Bats come from song, as the shape of music from the cords formed of autumn constellations played by the wind upon the harp of the waning crescent moon. It is from the stars and the moon that the bat took flight from the night sky, the space between the stars where they learned to see by shape. And released by moonlight, through the darkened canopies of wine-red treetops they fly as hordes of poppy seeds, scattering over the moon as grey clouds, and the world below them becomes strange and wild and unknown in the dark. The bats echolocate the moths and the beetles in the night, and in the blindness of their own vision seeing with clarity the worlds of ghosts and spirits that pass over our own. You feel the first chill of autumn is the hiss of the bat as it grazes your neck. At times the bats hang down from the banisters of old barns, the wooden planks slicing the moon to shreds like a white moth between their fangs. And sometimes they sleep hanging from the limbs of oak trees by their claws before taking flight into purple dusk in search of blood, the moths and monsters prowling under moonlight. Bats suck the red from apples and rosehips and would consume the sun if they could sink their teeth into flame. Should you stare into the vast night sky on a clear autumn night, you are stargazing through the blackness of their wings. Continue reading “The Wolves Ripen: A Gothic Halloween Interview with Poet Kate Dlugosz”→
When I first visited my father J in Berkeley in the 70s, Jerry Brown was governor, and he gave a state address, in which he said “I was thinking about the problems we are facing so I decided to listen to whale sounds, which I will play you now.” I laughed with J and his second wife, but was uneasy. A Northeastern teenager surrounded by palm trees and a whale-sound-playing governor. Continue reading “Memoriam by Julia Lee Barclay-Morton”→
For as long as I’ve known him, my father has been the strong one in the family. He was indefatigable; during my teenage years, he worked several jobs, survived on three hours of sleep daily, and still had enough patience to deal with an ailing wife and a mildly hormonal teenager.
My father never fell ill. While most of my early memories of my mother are linked to hospitals and needles and antiseptic cream, my early memories of my father are of tireless hard work, and the absence of any kind of disease.
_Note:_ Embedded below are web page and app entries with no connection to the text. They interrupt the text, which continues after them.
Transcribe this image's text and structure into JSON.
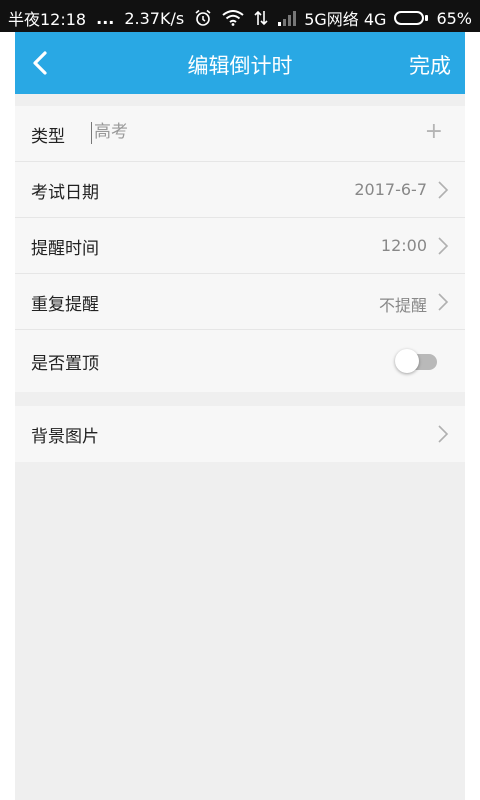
{
  "status_bar": {
    "time": "半夜12:18",
    "dots": "...",
    "speed": "2.37K/s",
    "network_label": "5G网络 4G",
    "battery_percent": "65%",
    "battery_level": 0.65,
    "icons": [
      "alarm-icon",
      "wifi-icon",
      "data-arrows-icon",
      "signal-icon",
      "battery-icon"
    ]
  },
  "header": {
    "title": "编辑倒计时",
    "done_label": "完成",
    "back_icon": "back-chevron-icon",
    "color": "#29a8e4"
  },
  "form": {
    "type": {
      "label": "类型",
      "value": "高考",
      "add_icon": "plus-icon"
    },
    "exam_date": {
      "label": "考试日期",
      "value": "2017-6-7"
    },
    "reminder_time": {
      "label": "提醒时间",
      "value": "12:00"
    },
    "repeat_reminder": {
      "label": "重复提醒",
      "value": "不提醒"
    },
    "pin_top": {
      "label": "是否置顶",
      "enabled": false
    },
    "background_image": {
      "label": "背景图片"
    }
  }
}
When I was younger, my father would carry me when I was sleepy. I was tall, even as a child, but that never stopped him from swinging me onto his back, hoisting as gracefully as one could a gangly, all-arms-and-legs kid, and striding to wherever it was that we had to go. He would never utter a complaint, he would never say I was heavy, and he would never turn me away.